Footage of recent flash flooding events along Highway 24 shows vehicles being swept down the road as if they weigh nothing.
According to a UCCS professor of physics, Tom Christensen, water has two effects on objects in its path: lifting and pushing.
Christensen said 2 feet of water is enough to float an object weighing around 3,000 pounds.
"It's not a problem for 2 feet of water to float a car right off the ground," he said.
The momentum of flowing water can also exude a large amount of force on stationary objects. For example, a gentle stream will exert a force of 500 pounds against the side of a car while the force of a rushing flash flood can reach upwards of 1,000 pounds.

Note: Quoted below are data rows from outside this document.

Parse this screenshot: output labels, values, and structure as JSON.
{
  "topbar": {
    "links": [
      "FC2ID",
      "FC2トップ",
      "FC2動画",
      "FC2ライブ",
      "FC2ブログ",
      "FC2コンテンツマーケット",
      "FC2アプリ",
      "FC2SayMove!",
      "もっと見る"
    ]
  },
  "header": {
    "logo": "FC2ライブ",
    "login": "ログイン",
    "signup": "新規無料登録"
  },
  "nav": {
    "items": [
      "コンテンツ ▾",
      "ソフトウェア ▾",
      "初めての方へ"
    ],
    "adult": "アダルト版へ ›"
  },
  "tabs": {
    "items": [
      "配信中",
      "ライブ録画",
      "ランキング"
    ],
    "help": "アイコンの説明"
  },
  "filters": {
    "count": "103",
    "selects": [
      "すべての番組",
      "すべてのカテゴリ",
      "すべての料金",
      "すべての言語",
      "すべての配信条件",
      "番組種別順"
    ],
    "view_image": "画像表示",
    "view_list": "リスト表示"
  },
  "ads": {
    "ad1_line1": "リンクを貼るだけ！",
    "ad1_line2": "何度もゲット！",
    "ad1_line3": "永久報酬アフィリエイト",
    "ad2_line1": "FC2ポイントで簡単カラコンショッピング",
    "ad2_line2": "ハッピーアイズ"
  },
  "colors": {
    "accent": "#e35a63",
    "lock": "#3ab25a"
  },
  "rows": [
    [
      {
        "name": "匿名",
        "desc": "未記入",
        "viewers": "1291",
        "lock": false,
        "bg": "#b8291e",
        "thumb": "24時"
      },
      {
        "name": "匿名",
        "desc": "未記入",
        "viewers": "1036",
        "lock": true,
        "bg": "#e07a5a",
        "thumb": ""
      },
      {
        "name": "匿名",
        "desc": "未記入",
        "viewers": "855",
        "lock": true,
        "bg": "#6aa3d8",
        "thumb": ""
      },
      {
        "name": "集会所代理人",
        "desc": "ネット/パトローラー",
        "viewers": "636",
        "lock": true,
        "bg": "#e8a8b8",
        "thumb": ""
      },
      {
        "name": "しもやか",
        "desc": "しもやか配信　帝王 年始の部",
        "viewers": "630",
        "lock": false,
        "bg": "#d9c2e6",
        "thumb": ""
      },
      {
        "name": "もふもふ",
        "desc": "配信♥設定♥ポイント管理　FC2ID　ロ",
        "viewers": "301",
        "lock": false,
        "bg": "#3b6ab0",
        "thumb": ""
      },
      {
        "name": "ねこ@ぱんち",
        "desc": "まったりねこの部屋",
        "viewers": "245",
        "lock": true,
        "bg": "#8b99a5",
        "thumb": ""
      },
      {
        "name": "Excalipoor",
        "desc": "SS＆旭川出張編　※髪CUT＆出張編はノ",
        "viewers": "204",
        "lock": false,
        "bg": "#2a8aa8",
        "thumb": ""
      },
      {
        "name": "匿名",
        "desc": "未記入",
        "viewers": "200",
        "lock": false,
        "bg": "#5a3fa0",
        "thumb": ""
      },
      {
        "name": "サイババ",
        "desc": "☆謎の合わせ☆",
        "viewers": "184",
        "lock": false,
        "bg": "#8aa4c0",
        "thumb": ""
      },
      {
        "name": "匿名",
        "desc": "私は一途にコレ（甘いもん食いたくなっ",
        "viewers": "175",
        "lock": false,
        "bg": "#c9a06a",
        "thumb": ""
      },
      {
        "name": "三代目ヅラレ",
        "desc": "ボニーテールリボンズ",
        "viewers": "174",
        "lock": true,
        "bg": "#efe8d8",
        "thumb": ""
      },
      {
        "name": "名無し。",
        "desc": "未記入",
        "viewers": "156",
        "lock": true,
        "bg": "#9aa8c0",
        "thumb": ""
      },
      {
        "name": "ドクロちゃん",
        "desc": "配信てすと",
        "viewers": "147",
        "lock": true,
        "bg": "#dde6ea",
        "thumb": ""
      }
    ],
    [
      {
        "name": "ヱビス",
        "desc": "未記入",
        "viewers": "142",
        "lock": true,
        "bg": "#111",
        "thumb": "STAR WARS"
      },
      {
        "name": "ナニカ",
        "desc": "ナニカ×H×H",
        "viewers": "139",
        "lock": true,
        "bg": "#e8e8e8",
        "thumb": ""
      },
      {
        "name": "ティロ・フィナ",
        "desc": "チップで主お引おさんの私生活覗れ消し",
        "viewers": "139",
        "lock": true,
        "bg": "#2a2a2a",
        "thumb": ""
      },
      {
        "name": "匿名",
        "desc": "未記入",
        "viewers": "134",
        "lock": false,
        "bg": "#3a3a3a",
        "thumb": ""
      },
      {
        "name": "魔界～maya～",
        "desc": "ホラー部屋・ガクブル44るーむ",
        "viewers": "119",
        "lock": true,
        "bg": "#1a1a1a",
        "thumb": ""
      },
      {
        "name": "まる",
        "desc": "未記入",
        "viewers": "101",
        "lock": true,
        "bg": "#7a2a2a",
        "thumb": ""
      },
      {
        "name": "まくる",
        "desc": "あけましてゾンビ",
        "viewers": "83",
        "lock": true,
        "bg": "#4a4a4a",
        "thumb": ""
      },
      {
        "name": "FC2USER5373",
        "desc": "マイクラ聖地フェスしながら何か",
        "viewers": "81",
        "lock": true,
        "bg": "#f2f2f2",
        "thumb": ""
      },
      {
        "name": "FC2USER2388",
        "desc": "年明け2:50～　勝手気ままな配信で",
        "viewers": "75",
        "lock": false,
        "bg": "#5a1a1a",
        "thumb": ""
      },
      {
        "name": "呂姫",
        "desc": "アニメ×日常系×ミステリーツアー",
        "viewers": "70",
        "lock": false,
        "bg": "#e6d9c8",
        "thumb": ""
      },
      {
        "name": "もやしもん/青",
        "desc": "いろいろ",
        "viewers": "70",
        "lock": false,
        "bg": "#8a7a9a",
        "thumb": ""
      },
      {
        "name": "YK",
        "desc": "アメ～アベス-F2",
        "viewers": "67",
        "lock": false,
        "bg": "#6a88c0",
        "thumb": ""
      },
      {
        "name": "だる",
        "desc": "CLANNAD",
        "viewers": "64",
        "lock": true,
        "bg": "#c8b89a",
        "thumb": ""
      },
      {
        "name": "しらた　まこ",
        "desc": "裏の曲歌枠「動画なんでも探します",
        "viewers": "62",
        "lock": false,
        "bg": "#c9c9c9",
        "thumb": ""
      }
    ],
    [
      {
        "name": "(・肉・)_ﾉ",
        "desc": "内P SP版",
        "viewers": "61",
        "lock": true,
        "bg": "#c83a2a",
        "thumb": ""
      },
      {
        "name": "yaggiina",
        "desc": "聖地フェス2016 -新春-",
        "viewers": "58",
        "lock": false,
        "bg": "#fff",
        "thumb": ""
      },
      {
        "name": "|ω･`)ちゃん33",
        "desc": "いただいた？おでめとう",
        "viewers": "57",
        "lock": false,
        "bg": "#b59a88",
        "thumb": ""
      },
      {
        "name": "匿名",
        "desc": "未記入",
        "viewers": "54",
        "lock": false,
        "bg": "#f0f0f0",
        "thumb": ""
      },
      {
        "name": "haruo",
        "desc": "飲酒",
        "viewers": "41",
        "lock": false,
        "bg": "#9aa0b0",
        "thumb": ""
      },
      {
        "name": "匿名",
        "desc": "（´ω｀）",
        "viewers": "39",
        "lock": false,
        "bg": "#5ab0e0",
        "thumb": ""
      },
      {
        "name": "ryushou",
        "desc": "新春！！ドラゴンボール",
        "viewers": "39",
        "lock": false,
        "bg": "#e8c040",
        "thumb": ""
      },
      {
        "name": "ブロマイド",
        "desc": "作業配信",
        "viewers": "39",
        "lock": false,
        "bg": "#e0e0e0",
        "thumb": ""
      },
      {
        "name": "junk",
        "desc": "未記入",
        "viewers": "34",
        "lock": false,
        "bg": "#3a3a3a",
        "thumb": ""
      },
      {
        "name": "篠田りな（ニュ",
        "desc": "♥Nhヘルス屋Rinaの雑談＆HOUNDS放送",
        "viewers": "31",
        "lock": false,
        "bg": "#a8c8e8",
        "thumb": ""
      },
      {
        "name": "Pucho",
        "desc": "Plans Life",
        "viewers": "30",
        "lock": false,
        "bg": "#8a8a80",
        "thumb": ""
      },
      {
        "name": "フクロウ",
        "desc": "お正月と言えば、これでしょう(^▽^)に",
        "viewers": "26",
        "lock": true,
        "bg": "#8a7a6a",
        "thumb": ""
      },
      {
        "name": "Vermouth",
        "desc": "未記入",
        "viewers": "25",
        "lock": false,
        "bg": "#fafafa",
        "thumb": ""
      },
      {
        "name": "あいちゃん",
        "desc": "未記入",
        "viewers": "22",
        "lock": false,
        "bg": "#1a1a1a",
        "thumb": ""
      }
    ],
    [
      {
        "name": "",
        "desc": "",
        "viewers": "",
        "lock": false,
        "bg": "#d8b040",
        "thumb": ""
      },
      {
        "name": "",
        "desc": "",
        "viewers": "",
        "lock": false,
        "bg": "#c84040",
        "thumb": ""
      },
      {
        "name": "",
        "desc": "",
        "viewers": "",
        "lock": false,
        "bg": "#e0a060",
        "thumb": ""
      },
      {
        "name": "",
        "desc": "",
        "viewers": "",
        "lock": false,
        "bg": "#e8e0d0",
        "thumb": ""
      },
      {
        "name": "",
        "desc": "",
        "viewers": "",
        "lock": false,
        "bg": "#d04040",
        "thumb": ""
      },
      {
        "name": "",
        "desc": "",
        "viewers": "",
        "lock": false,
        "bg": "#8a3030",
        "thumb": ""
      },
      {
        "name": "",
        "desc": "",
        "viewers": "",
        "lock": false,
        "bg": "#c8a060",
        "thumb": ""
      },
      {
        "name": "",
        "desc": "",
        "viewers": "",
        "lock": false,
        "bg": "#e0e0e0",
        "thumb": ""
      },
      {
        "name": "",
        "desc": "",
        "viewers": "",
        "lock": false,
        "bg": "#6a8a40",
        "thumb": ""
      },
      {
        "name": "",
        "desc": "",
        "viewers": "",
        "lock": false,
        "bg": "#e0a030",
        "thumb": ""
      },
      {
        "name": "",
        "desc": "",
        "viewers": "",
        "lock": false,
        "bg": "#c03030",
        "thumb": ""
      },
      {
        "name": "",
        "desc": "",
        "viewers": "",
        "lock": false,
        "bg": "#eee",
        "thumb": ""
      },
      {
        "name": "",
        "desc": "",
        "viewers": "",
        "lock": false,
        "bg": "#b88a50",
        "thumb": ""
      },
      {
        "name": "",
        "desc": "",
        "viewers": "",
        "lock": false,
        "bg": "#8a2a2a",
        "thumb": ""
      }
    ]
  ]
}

"Think about how much weight that is. There is no way that you're going to resist it," said Christensen.
Combine these two factors, and scenes such as those where cars are floating down the highway ensue.
Because of this force, drivers are warned to stay in their car if caught in a flash flood.
"It can hit you with enough force to knock you over and once it knocks you over, and you're floating, you'll weigh a lot less. So, it will push you wherever it wants to push you," said Christensen.
David Hunting, public information officer of Manitou Springs Volunteer Fire Department, said it is advised for drivers to stay in their vehicles with their seat belts fastened until first responders are able to intervene or until flood waters recede.
He said it is also very important for everyone to keep an eye on the weather, as to not be caught off-guard and in the line of danger.